Thursday, August 4, 2011

Court hears former top cop Mark Standen told 'many lies'

By Lisa Davies Chief Court Reporter From: The Daily Telegraph July 25, 2011 12:35PM

FORMER top cop Mark Standen had "lied without pause" in a bid to explain his criminality, giving jurors a version that was "entirely implausible", a court has heard.

Crown Prosecutor Tim Game SC has begun his closing address to the jury, who will next week begin deliberations in Standen's long-running trial.

The former NSW Crime Commission assistant director, who gave evidence in his own defence case for 16 days plus a further nine in cross-examination, is accused of conspiring to import drugs with two other men, including former informant James Kinch.

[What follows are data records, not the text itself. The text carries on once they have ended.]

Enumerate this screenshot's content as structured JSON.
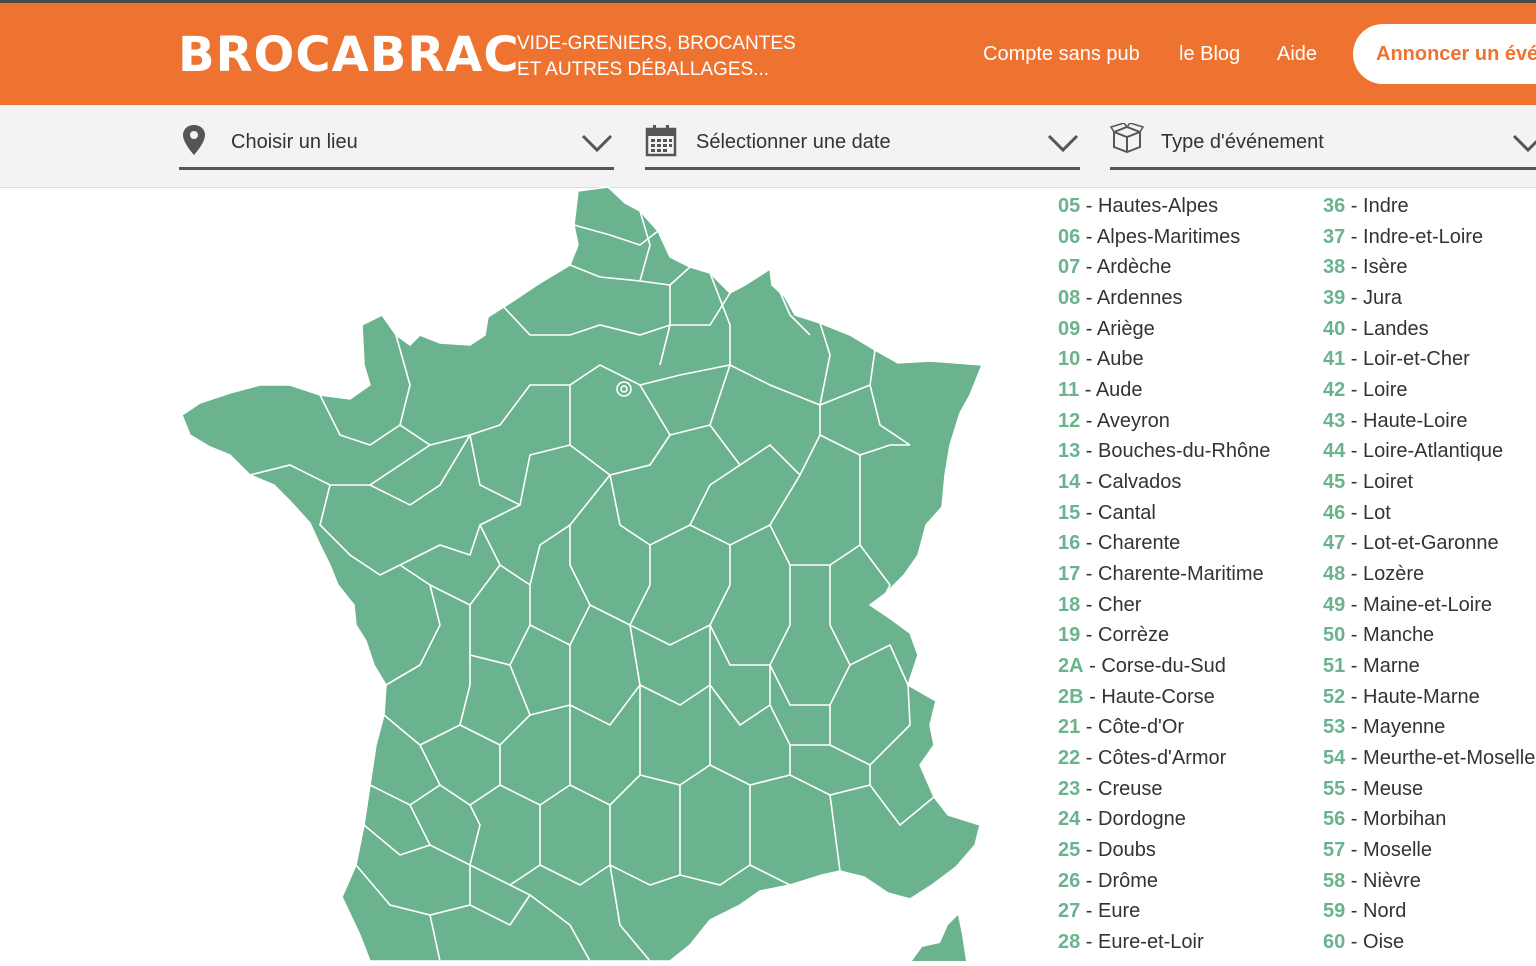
{
  "brand": {
    "logo": "BROCABRAC",
    "tagline_line1": "VIDE-GRENIERS, BROCANTES",
    "tagline_line2": "ET AUTRES DÉBALLAGES..."
  },
  "nav": {
    "account": "Compte sans pub",
    "blog": "le Blog",
    "help": "Aide",
    "cta": "Annoncer un événement"
  },
  "filters": {
    "place": "Choisir un lieu",
    "date": "Sélectionner une date",
    "type": "Type d'événement"
  },
  "colors": {
    "brand_orange": "#ef7330",
    "map_green": "#6bb38e",
    "code_green": "#6bb38e"
  },
  "departments_col1": [
    {
      "code": "05",
      "name": "Hautes-Alpes"
    },
    {
      "code": "06",
      "name": "Alpes-Maritimes"
    },
    {
      "code": "07",
      "name": "Ardèche"
    },
    {
      "code": "08",
      "name": "Ardennes"
    },
    {
      "code": "09",
      "name": "Ariège"
    },
    {
      "code": "10",
      "name": "Aube"
    },
    {
      "code": "11",
      "name": "Aude"
    },
    {
      "code": "12",
      "name": "Aveyron"
    },
    {
      "code": "13",
      "name": "Bouches-du-Rhône"
    },
    {
      "code": "14",
      "name": "Calvados"
    },
    {
      "code": "15",
      "name": "Cantal"
    },
    {
      "code": "16",
      "name": "Charente"
    },
    {
      "code": "17",
      "name": "Charente-Maritime"
    },
    {
      "code": "18",
      "name": "Cher"
    },
    {
      "code": "19",
      "name": "Corrèze"
    },
    {
      "code": "2A",
      "name": "Corse-du-Sud"
    },
    {
      "code": "2B",
      "name": "Haute-Corse"
    },
    {
      "code": "21",
      "name": "Côte-d'Or"
    },
    {
      "code": "22",
      "name": "Côtes-d'Armor"
    },
    {
      "code": "23",
      "name": "Creuse"
    },
    {
      "code": "24",
      "name": "Dordogne"
    },
    {
      "code": "25",
      "name": "Doubs"
    },
    {
      "code": "26",
      "name": "Drôme"
    },
    {
      "code": "27",
      "name": "Eure"
    },
    {
      "code": "28",
      "name": "Eure-et-Loir"
    }
  ],
  "departments_col2": [
    {
      "code": "36",
      "name": "Indre"
    },
    {
      "code": "37",
      "name": "Indre-et-Loire"
    },
    {
      "code": "38",
      "name": "Isère"
    },
    {
      "code": "39",
      "name": "Jura"
    },
    {
      "code": "40",
      "name": "Landes"
    },
    {
      "code": "41",
      "name": "Loir-et-Cher"
    },
    {
      "code": "42",
      "name": "Loire"
    },
    {
      "code": "43",
      "name": "Haute-Loire"
    },
    {
      "code": "44",
      "name": "Loire-Atlantique"
    },
    {
      "code": "45",
      "name": "Loiret"
    },
    {
      "code": "46",
      "name": "Lot"
    },
    {
      "code": "47",
      "name": "Lot-et-Garonne"
    },
    {
      "code": "48",
      "name": "Lozère"
    },
    {
      "code": "49",
      "name": "Maine-et-Loire"
    },
    {
      "code": "50",
      "name": "Manche"
    },
    {
      "code": "51",
      "name": "Marne"
    },
    {
      "code": "52",
      "name": "Haute-Marne"
    },
    {
      "code": "53",
      "name": "Mayenne"
    },
    {
      "code": "54",
      "name": "Meurthe-et-Moselle"
    },
    {
      "code": "55",
      "name": "Meuse"
    },
    {
      "code": "56",
      "name": "Morbihan"
    },
    {
      "code": "57",
      "name": "Moselle"
    },
    {
      "code": "58",
      "name": "Nièvre"
    },
    {
      "code": "59",
      "name": "Nord"
    },
    {
      "code": "60",
      "name": "Oise"
    }
  ]
}
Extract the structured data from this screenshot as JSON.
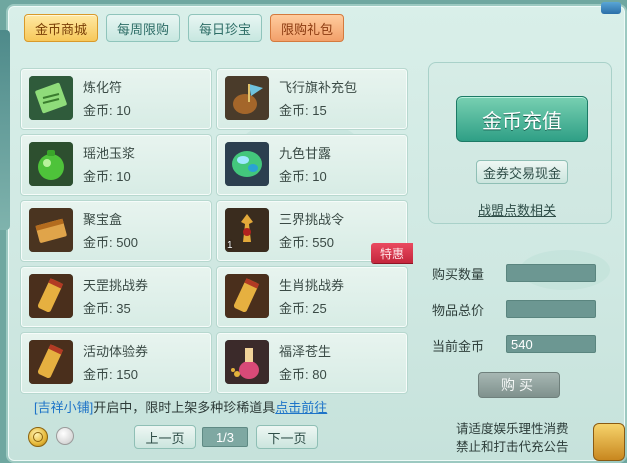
{
  "tabs": [
    {
      "label": "金币商城",
      "style": "active"
    },
    {
      "label": "每周限购",
      "style": "normal"
    },
    {
      "label": "每日珍宝",
      "style": "normal"
    },
    {
      "label": "限购礼包",
      "style": "special"
    }
  ],
  "price_label": "金币: ",
  "items": [
    {
      "name": "炼化符",
      "price": "10",
      "icon": "talisman-icon"
    },
    {
      "name": "飞行旗补充包",
      "price": "15",
      "icon": "flag-bag-icon"
    },
    {
      "name": "瑶池玉浆",
      "price": "10",
      "icon": "green-jade-icon"
    },
    {
      "name": "九色甘露",
      "price": "10",
      "icon": "nectar-icon"
    },
    {
      "name": "聚宝盒",
      "price": "500",
      "icon": "treasure-box-icon"
    },
    {
      "name": "三界挑战令",
      "price": "550",
      "icon": "challenge-token-icon",
      "qty": "1",
      "badge": "特惠"
    },
    {
      "name": "天罡挑战券",
      "price": "35",
      "icon": "scroll-icon"
    },
    {
      "name": "生肖挑战券",
      "price": "25",
      "icon": "scroll-icon"
    },
    {
      "name": "活动体验券",
      "price": "150",
      "icon": "scroll-icon"
    },
    {
      "name": "福泽苍生",
      "price": "80",
      "icon": "potion-bottle-icon"
    }
  ],
  "right_panel": {
    "recharge_label": "金币充值",
    "exchange_label": "金券交易现金",
    "points_link": "战盟点数相关"
  },
  "purchase": {
    "qty_label": "购买数量",
    "total_label": "物品总价",
    "current_label": "当前金币",
    "qty_value": "",
    "total_value": "",
    "current_value": "540",
    "buy_label": "购买"
  },
  "notice": {
    "prefix": "[吉祥小铺]",
    "text": "开启中，限时上架多种珍稀道具",
    "link": "点击前往"
  },
  "pager": {
    "prev": "上一页",
    "indicator": "1/3",
    "next": "下一页"
  },
  "disclaimer": {
    "line1": "请适度娱乐理性消费",
    "line2": "禁止和打击代充公告"
  },
  "colors": {
    "accent_teal": "#2f9f86",
    "tab_active": "#f7c85a",
    "badge_red": "#c4263c",
    "link_blue": "#1e74c8"
  }
}
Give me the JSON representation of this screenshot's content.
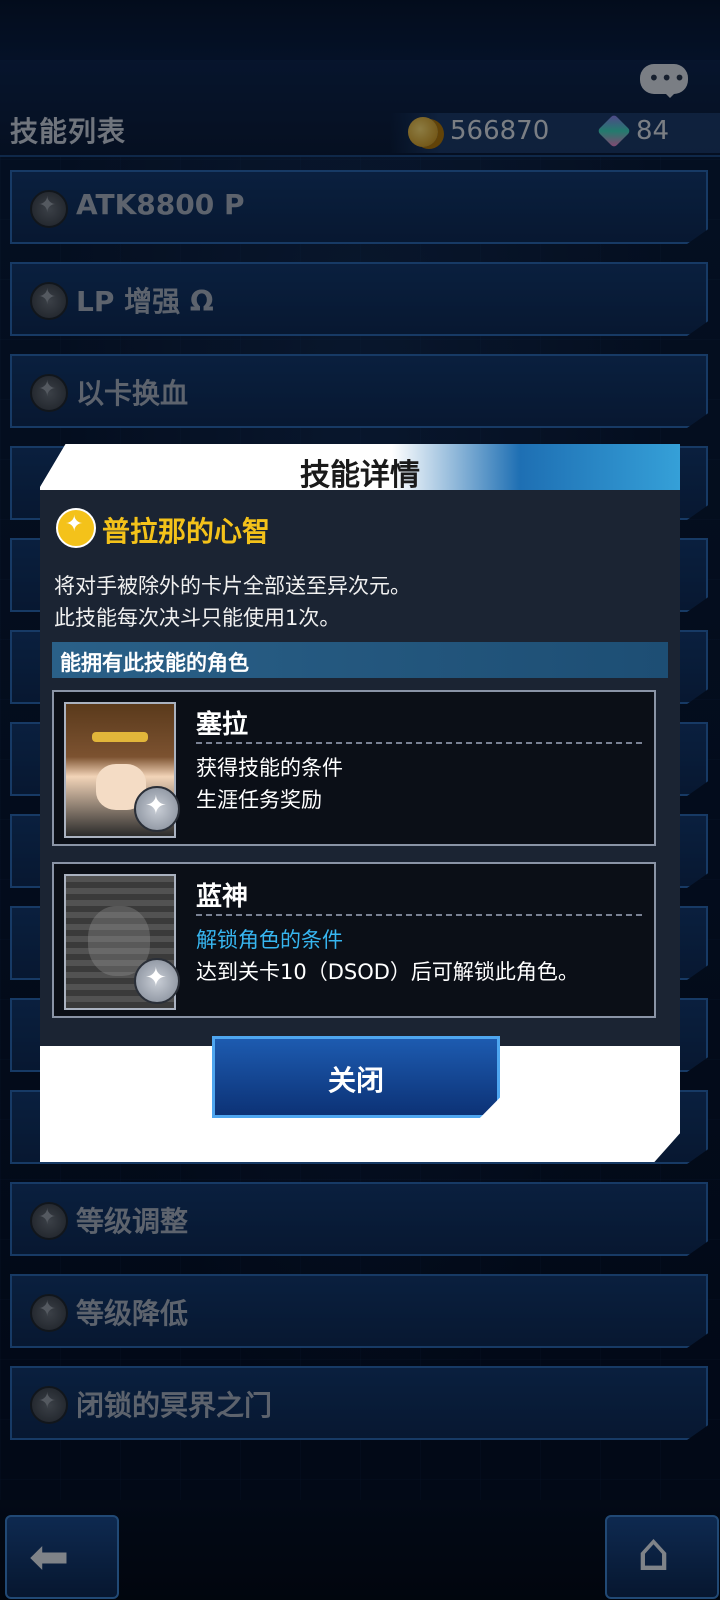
{
  "header": {
    "title": "技能列表",
    "coins": "566870",
    "gems": "84",
    "coin_icon": "coin-icon",
    "gem_icon": "gem-icon",
    "chat_icon": "chat-icon"
  },
  "skills": [
    {
      "label": "ATK8800 P"
    },
    {
      "label": "LP 增强 Ω"
    },
    {
      "label": "以卡换血"
    },
    {
      "label": "等级调整"
    },
    {
      "label": "等级降低"
    },
    {
      "label": "闭锁的冥界之门"
    }
  ],
  "modal": {
    "title": "技能详情",
    "skill_name": "普拉那的心智",
    "description_line1": "将对手被除外的卡片全部送至异次元。",
    "description_line2": "此技能每次决斗只能使用1次。",
    "section_label": "能拥有此技能的角色",
    "characters": [
      {
        "name": "塞拉",
        "condition_label": "获得技能的条件",
        "condition_value": "生涯任务奖励"
      },
      {
        "name": "蓝神",
        "condition_label": "解锁角色的条件",
        "condition_value": "达到关卡10（DSOD）后可解锁此角色。"
      }
    ],
    "close_label": "关闭"
  },
  "footer": {
    "back_icon": "back-arrow-icon",
    "home_icon": "home-icon"
  },
  "colors": {
    "accent_gold": "#f4c21a",
    "accent_blue": "#37b6f0",
    "panel_dark": "#1b2433"
  }
}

He denies three charges, and claims instead he was effectively humouring his businessman friend and alleged co-conspirator Bill Jalalaty who had a string of whacky ideas that never came to fruition.

In addressing the jury today, Mr Game said Standen had told "a series of lies - complex and interrelated lies" in trying to convince the jury he was not guilty.

"It's not a nice thing to say but the Crown case is that (Standen) lied without pause for 25 days and transparently so," Mr Game said.

"(He told) many, many, many demonstrable lies involving quite complicated ins and outs of evidence (which) can be exposed as lies."

Mr Game said the Crown submitted that Standen's evidence was "entirely implausible".

Standen had admitted in his evidence discussing with Jalalaty an "unlawful scenario" in which drugs could be imported in a shipment of rice - but he never believed his friend was serious.

Mr Game asked the jury to examine the details of Standen's version, and said they would find it untenable and unsubstantiated.

"There was no 'unlawful scenario'," he said.

"The Crown case is that Mr Standen was a persistent liar over a very substantial period of time."

Mr Game's address is expected to continue for a couple of days, before Standen's barrister Mark Ierace SC begins his closing.

Justice Bruce James is expected to sum up to the jury early next week.

Tuesday, August 2, 2011

Jurors must ignor even grave suspicion, says drugs trial barrister

Ellie Harvey
August 2, 2011

THE crown case at the drugs trial of the former NSW crime investigator Mark Standen does not stand up to scrutiny, his barrister has told the jury.

Mark Ierace, SC said jurors had to consider the evidence and not take into account suspicion, ''not even grave suspicion'', or speculation.

''You will be left with a reasonable doubt in respect of each count as to the accused's guilt,'' he said in the defence closing address in the NSW Supreme Court yesterday.

Mr Standen, 54, denies conspiring with the businessman Bakhos ''Bill'' Jalalaty and the drug trafficker-turned-informant James Kinch, between early 2006 and June 2008, to import pseudoephedrine, which is used to make the drugs speed and ice.

Mr Standen, the former NSW Crime Commission assistant director, has also pleaded not guilty to taking part in the supply of 300 kilograms of the substance and conspiring to pervert the course of justice.

The crown has alleged that he, Mr Jalalaty and Mr Kinch met in Dubai in January 2007 to advance their ''nefarious activities''.

But Mr Ierace referred to the ''very reliable'' evidence of Louise Baker, Mr Standen's lover, who accompanied him on the trip.

''The difficulty [in the crown case] was that she said Mr Standen was with her on that trip for 99 per cent of the time,'' he said.

Mr Ierace said if there was a conspiracy at that stage, ''it did not involve the accused''.

Mr Ierace also said that secretly taped conversations between Mr Jalalaty and Mr Standen should not be relied on because the two were not always truthful with each other.

Mr Ierace will contine his closing today.